Click Chemistry: Revolutionizing Bioconjugation in the Biopharmaceutical Industry


Click Chemistry

Click Chemistry, a term coined by K. Barry Sharpless in 2001, has revolutionized the field of bioconjugation. It involves the union of modular units through selective, efficient, and versatile reactions – a process that can be likened to pieces of a puzzle clicking into place. This innovative approach has been widely adopted in biolabeling, material sciences, and the pharmaceutical and biotech industries, owing to its high selectivity and mild reaction conditions.

There are three main types of Click Chemistry reactions:

Cu(I)-catalyzed Azide-Alkyne Click Chemistry reaction (CuAAC): CuAAC is the most well-known Click Chemistry reaction. It involves the reaction of an azide and an alkyne in the presence of a copper (I) catalyst to form a stable triazole ring. Despite its wide utility, the cytotoxicity of copper limits its application in living systems.
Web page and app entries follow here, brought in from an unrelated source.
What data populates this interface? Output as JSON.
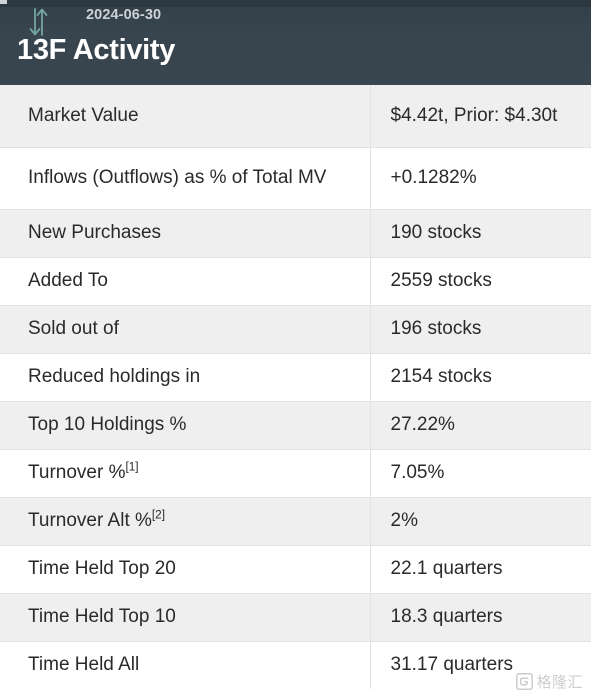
{
  "header": {
    "date": "2024-06-30",
    "title": "13F Activity",
    "icon": "up-down-arrow-icon",
    "background_color": "#38444e",
    "title_color": "#ffffff",
    "date_color": "#ccd2d7",
    "icon_color": "#74a6a0"
  },
  "table": {
    "rows": [
      {
        "label": "Market Value",
        "value": "$4.42t, Prior: $4.30t",
        "tall": true,
        "striped": true,
        "color": "default",
        "footnote": ""
      },
      {
        "label": "Inflows (Outflows) as % of Total MV",
        "value": "+0.1282%",
        "tall": true,
        "striped": false,
        "color": "green",
        "footnote": ""
      },
      {
        "label": "New Purchases",
        "value": "190 stocks",
        "tall": false,
        "striped": true,
        "color": "default",
        "footnote": ""
      },
      {
        "label": "Added To",
        "value": "2559 stocks",
        "tall": false,
        "striped": false,
        "color": "default",
        "footnote": ""
      },
      {
        "label": "Sold out of",
        "value": "196 stocks",
        "tall": false,
        "striped": true,
        "color": "default",
        "footnote": ""
      },
      {
        "label": "Reduced holdings in",
        "value": "2154 stocks",
        "tall": false,
        "striped": false,
        "color": "default",
        "footnote": ""
      },
      {
        "label": "Top 10 Holdings %",
        "value": "27.22%",
        "tall": false,
        "striped": true,
        "color": "default",
        "footnote": ""
      },
      {
        "label": "Turnover %",
        "value": "7.05%",
        "tall": false,
        "striped": false,
        "color": "default",
        "footnote": "[1]"
      },
      {
        "label": "Turnover Alt %",
        "value": "2%",
        "tall": false,
        "striped": true,
        "color": "default",
        "footnote": "[2]"
      },
      {
        "label": "Time Held Top 20",
        "value": "22.1 quarters",
        "tall": false,
        "striped": false,
        "color": "default",
        "footnote": ""
      },
      {
        "label": "Time Held Top 10",
        "value": "18.3 quarters",
        "tall": false,
        "striped": true,
        "color": "default",
        "footnote": ""
      },
      {
        "label": "Time Held All",
        "value": "31.17 quarters",
        "tall": false,
        "striped": false,
        "color": "default",
        "footnote": ""
      }
    ],
    "green_color": "#1a8b1c",
    "stripe_color": "#efefef",
    "border_color": "#e2e2e2"
  },
  "watermark": {
    "text": "格隆汇",
    "logo": "gelonghui-logo-icon"
  }
}
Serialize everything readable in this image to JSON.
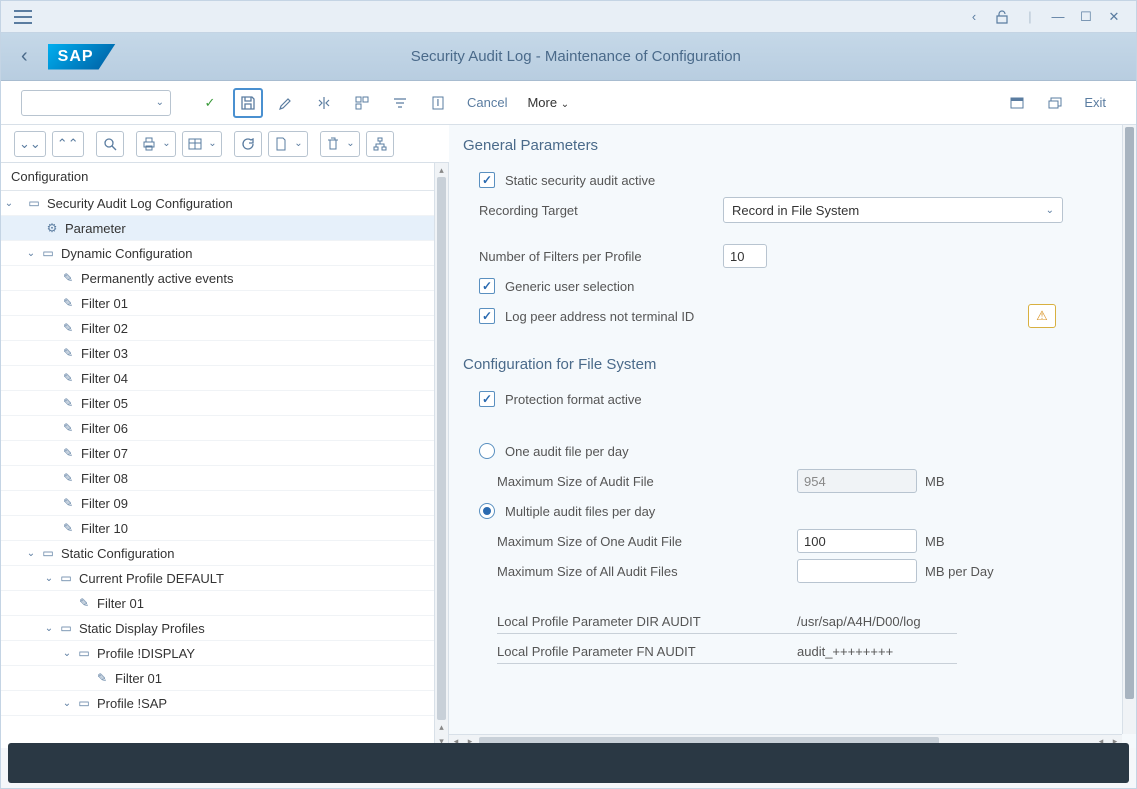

Strain-promoted Azide-Alkyne Click Chemistry reaction (SPAAC): To overcome the limitation of CuAAC, SPAAC was introduced. This biocompatible reaction involves a strain-promoted [3+2] cycloaddition between an azide and a cyclooctyne, eliminating the need for a potentially toxic catalyst. SPAAC is thus more suitable for in vivo applications.

Ligation between Tetrazine and Alkene (trans-Cyclooctene): This reaction is rapid and copper-free, making it an excellent choice for in vivo cell labeling. Tetrazine reacts with trans-cyclooctene to form a stable dihydropyridazine product.

In biopharmaceuticals, Click Chemistry tools – reagents or kits containing functional groups like Azide, Alkyne, DBCO, TCO, Tetrazine, BCN – are utilized for a multitude of applications. These tools allow for the selective reaction of pairs of reagents, creating a robust, reliable linkage without disturbing other functional groups, such as amines.

Applications in Biopharmaceuticals:

Drug Delivery and Targeting: Click Chemistry has become instrumental in creating targeted therapies. Linkers can connect a drug molecule to a targeting ligand, thereby directing the drug to specific cells or tissues, reducing systemic toxicity and enhancing treatment efficacy.

Bioconjugation: The formation of a covalent bond between two biomolecules is known as bioconjugation. With Click Chemistry, researchers can conjugate antibodies, proteins, or peptides with other entities, such as drugs or imaging agents. This technology enhances the precision and efficiency of the process, offering valuable tools for diagnostic and therapeutic applications.

Biomarker Discovery: Click Chemistry aids in the identification and study of biomarkers. The mild reaction conditions and high specificity enable the labeling and detection of various molecules within complex biological systems.

Development of Biocompatible Materials: Click Chemistry plays a key role in the development of biocompatible materials, including hydrogels and polymer-drug conjugates. These materials can be designed for a variety of applications, including drug delivery and tissue engineering.

In conclusion, Click Chemistry has proven to be a powerful tool in the biopharmaceutical industry, offering a range of practical applications and opening new avenues for exploration in this rapidly evolving field. Its precision, efficiency, and versatility continue to catalyze advancements in drug development, diagnostics, and biomaterials, heralding a new era in medicinal chemistry.